Second, the “weird” behaviors in quantum mechanics often manifest under highly controlled laboratory conditions. It’s far from guaranteed that these behaviors occur naturally or have any significant bearing on the larger universe.
Third, the study of quantum mechanics is still in its infancy, limited by our current technological capabilities. As Einstein and other scientists have cautioned, it’s premature to make grandiose philosophical claims based on an incomplete understanding of the quantum world.
Rationality and Science
To argue that the universe is fundamentally irrational is, ironically, an irrational argument. The practice of science itself relies on rationality and logical consistency. Even the discussion that dismisses the universe as irrational depends on rational discourse. This self-defeating paradox points to the need for an underlying Order, or Logos, which in the Christian understanding is God.

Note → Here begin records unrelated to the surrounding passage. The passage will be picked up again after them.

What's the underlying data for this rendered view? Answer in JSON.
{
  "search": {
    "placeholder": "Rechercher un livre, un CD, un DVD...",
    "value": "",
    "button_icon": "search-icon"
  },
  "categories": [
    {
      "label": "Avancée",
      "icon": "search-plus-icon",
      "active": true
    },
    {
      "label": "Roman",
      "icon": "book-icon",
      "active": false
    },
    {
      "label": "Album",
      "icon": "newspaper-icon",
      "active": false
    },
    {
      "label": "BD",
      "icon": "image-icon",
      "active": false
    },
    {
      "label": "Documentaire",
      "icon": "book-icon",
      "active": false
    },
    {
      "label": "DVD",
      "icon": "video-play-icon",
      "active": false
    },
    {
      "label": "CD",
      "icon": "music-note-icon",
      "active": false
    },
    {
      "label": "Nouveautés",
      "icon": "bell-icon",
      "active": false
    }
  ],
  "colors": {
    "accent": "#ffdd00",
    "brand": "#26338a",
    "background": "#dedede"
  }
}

Alternative Interpretations in Physics
Many in the scientific community believe that the Copenhagen Interpretation (CI), which asserts that particles exist in multiple states until observed, will eventually give way to interpretations more in line with classical physics and natural law. It’s not unreasonable to anticipate future paradigms in quantum physics that align better with a theistic worldview.
Chaos Theory and Special Relativity
Aside from QM, Chaos Theory and Special Relativity are other areas of new physics cited as challenges to Christianity. However, Chaos Theory doesn’t negate order but underscores the limitations of human predictive capabilities. Special Relativity, which deals with the relativity of motion, doesn’t affect the fixed moral and rational laws as revealed by God in Scripture.
In summary, while new physics may stretch our understanding and challenge our interpretive frameworks, it doesn’t necessarily conflict with the Christian worldview. The limitations and anomalies we observe are often more reflective of our finite understanding rather than any disorder in the universe itself. If anything, the complexities of quantum mechanics should inspire a sense of awe and wonder, directing our attention to the intricacies of God’s creation rather than casting doubts on His existence or sovereignty.
Ultimately, for the Christian, the universe remains the handiwork of a rational, loving God. The quest for understanding the minutiae of the quantum realm or the vastness of the cosmos does not distance us from God but instead continually brings us back to the majesty of His creation and the immeasurable depth of His wisdom.